There is a notion that the county has been accepting of the fact that growth should be directed to cities, but that’s actually only a very recent phenomenon.
We can look back to the Mace Ranch incident from the 1980s to see a case where the county permitted growth on the borders of Davis, forcing its hand. That led to the pass-through agreement.
There has been a sense that the county won’t pursue growth, but look only as far as 2007—with two very different supervisors, Helen Thomson and Mariko Yamada—when we saw the exploration of the county developing in the Davis sphere of influence.
That led to some interesting battles in July of 2007 (see the article on the proposal). As it turned out, Yolo County backed down from that when hundreds showed up at the County Supervisor’s meeting, and then Davis elected two supervisors—Don Saylor and Jim Provenza—who were unwilling to allow county development on the periphery.
But the board is evolving.

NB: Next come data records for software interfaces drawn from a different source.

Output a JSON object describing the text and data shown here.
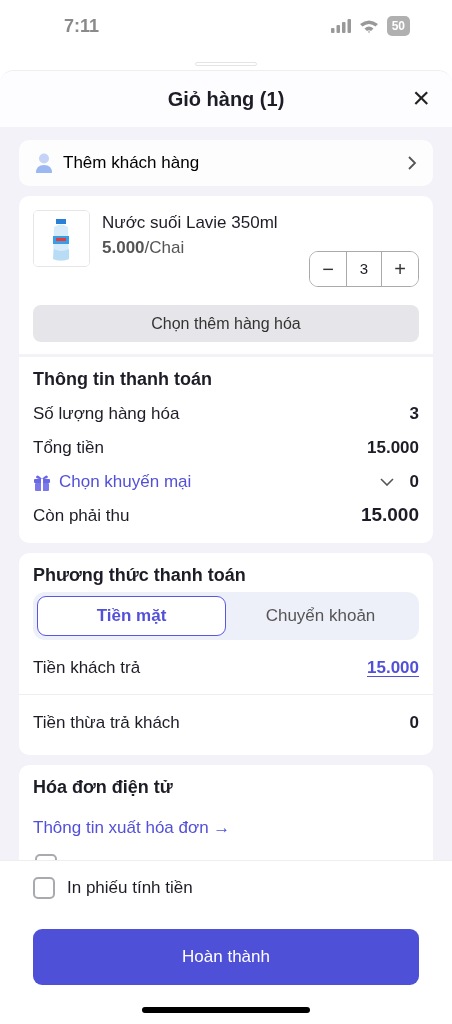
{
  "status_bar": {
    "time": "7:11",
    "battery": "50"
  },
  "header": {
    "title": "Giỏ hàng (1)",
    "close": "×"
  },
  "customer": {
    "label": "Thêm khách hàng"
  },
  "product": {
    "name": "Nước suối Lavie 350ml",
    "price": "5.000",
    "unit": "/Chai",
    "quantity": "3",
    "minus": "−",
    "plus": "+"
  },
  "add_more_button": "Chọn thêm hàng hóa",
  "payment_info": {
    "title": "Thông tin thanh toán",
    "rows": [
      {
        "kind": "plain",
        "label": "Số lượng hàng hóa",
        "value": "3"
      },
      {
        "kind": "plain",
        "label": "Tổng tiền",
        "value": "15.000"
      },
      {
        "kind": "promo",
        "label": "Chọn khuyến mại",
        "value": "0"
      },
      {
        "kind": "total",
        "label": "Còn phải thu",
        "value": "15.000"
      }
    ]
  },
  "payment_method": {
    "title": "Phương thức thanh toán",
    "tabs": [
      {
        "label": "Tiền mặt",
        "selected": true
      },
      {
        "label": "Chuyển khoản",
        "selected": false
      }
    ],
    "rows": [
      {
        "kind": "link",
        "label": "Tiền khách trả",
        "value": "15.000"
      },
      {
        "kind": "plain",
        "label": "Tiền thừa trả khách",
        "value": "0"
      }
    ]
  },
  "e_invoice": {
    "title": "Hóa đơn điện tử",
    "link": "Thông tin xuất hóa đơn →",
    "partial_checkbox": {
      "checked": false
    }
  },
  "footer": {
    "print_checkbox": {
      "label": "In phiếu tính tiền",
      "checked": false
    },
    "done_button": "Hoàn thành"
  }
}
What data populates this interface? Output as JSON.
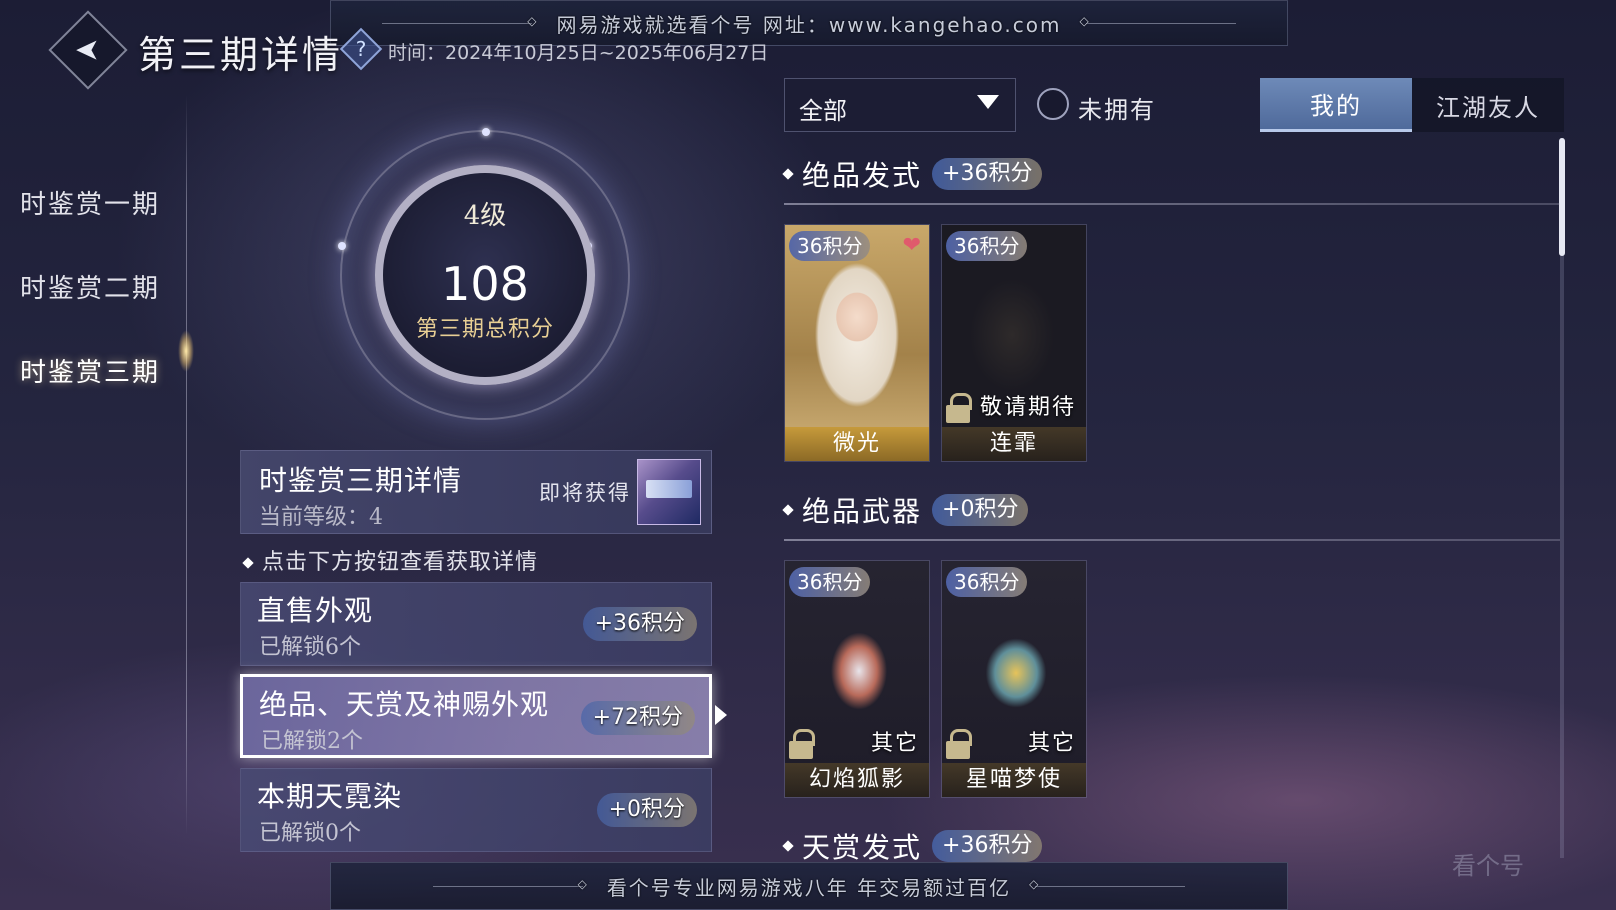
{
  "watermark": {
    "top": "网易游戏就选看个号  网址：www.kangehao.com",
    "bottom": "看个号专业网易游戏八年  年交易额过百亿"
  },
  "header": {
    "title": "第三期详情",
    "help_glyph": "?",
    "back_glyph": "➤",
    "time": "时间：2024年10月25日~2025年06月27日"
  },
  "periods": [
    {
      "label": "时鉴赏一期",
      "active": false
    },
    {
      "label": "时鉴赏二期",
      "active": false
    },
    {
      "label": "时鉴赏三期",
      "active": true
    }
  ],
  "dial": {
    "level": "4级",
    "score": "108",
    "label": "第三期总积分"
  },
  "detail_card": {
    "title": "时鉴赏三期详情",
    "current_level": "当前等级：4",
    "upcoming": "即将获得"
  },
  "hint": "点击下方按钮查看获取详情",
  "categories": [
    {
      "title": "直售外观",
      "unlocked": "已解锁6个",
      "points": "+36积分",
      "selected": false
    },
    {
      "title": "绝品、天赏及神赐外观",
      "unlocked": "已解锁2个",
      "points": "+72积分",
      "selected": true
    },
    {
      "title": "本期天霓染",
      "unlocked": "已解锁0个",
      "points": "+0积分",
      "selected": false
    }
  ],
  "filter": {
    "selected": "全部",
    "unowned_label": "未拥有"
  },
  "tabs": {
    "mine": "我的",
    "friends": "江湖友人"
  },
  "sections": [
    {
      "title": "绝品发式",
      "points": "+36积分",
      "items": [
        {
          "points": "36积分",
          "name": "微光",
          "owned": true,
          "favorite": true,
          "tag": ""
        },
        {
          "points": "36积分",
          "name": "连霏",
          "owned": false,
          "favorite": false,
          "tag": "敬请期待"
        }
      ]
    },
    {
      "title": "绝品武器",
      "points": "+0积分",
      "items": [
        {
          "points": "36积分",
          "name": "幻焰狐影",
          "owned": false,
          "favorite": false,
          "tag": "其它"
        },
        {
          "points": "36积分",
          "name": "星喵梦使",
          "owned": false,
          "favorite": false,
          "tag": "其它"
        }
      ]
    },
    {
      "title": "天赏发式",
      "points": "+36积分",
      "items": []
    }
  ],
  "corner_logo": "看个号",
  "colors": {
    "accent_gold": "#c69a3b",
    "tab_active": "#6e8ab8",
    "favorite": "#e05a6c"
  }
}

Gone is agricultural anti-growth stalwart Duane Chamberlain. He was defeated this year by Angel Barajas, whose base is in Woodland, not the rural areas. Moreover, Gary Sandy, the other Woodland Supervisor, for years worked for UC Davis in their Government Affairs office and has battled the city of Davis on growth from that vantage point.
Reduce Davis’ number of districts to one, and elect people less inclined to protect agricultural land and you could have profound consequences for Davis. Already, Davis has declining power in Sacramento.
In 2010, Davis was represented by Lois Wolk and Mariko Yamada. Both were Davis residents. Now Davis is represented by Winters’ Cecilia Aguiar-Curry and Napa’s Bill Dodd.
Both of those have much more agrarian and rural interests than Davis. But more importantly, both are far more pro-growth than Davis’ population, and that is reflective of what we see coming out of the legislature on housing policies.
A lot of people take for granted the ability of Davis to control its own destiny, but forget how perilous that has been in the past—and that the seeming stability has only been accomplished over the last 15 to 20 years. That could change fast.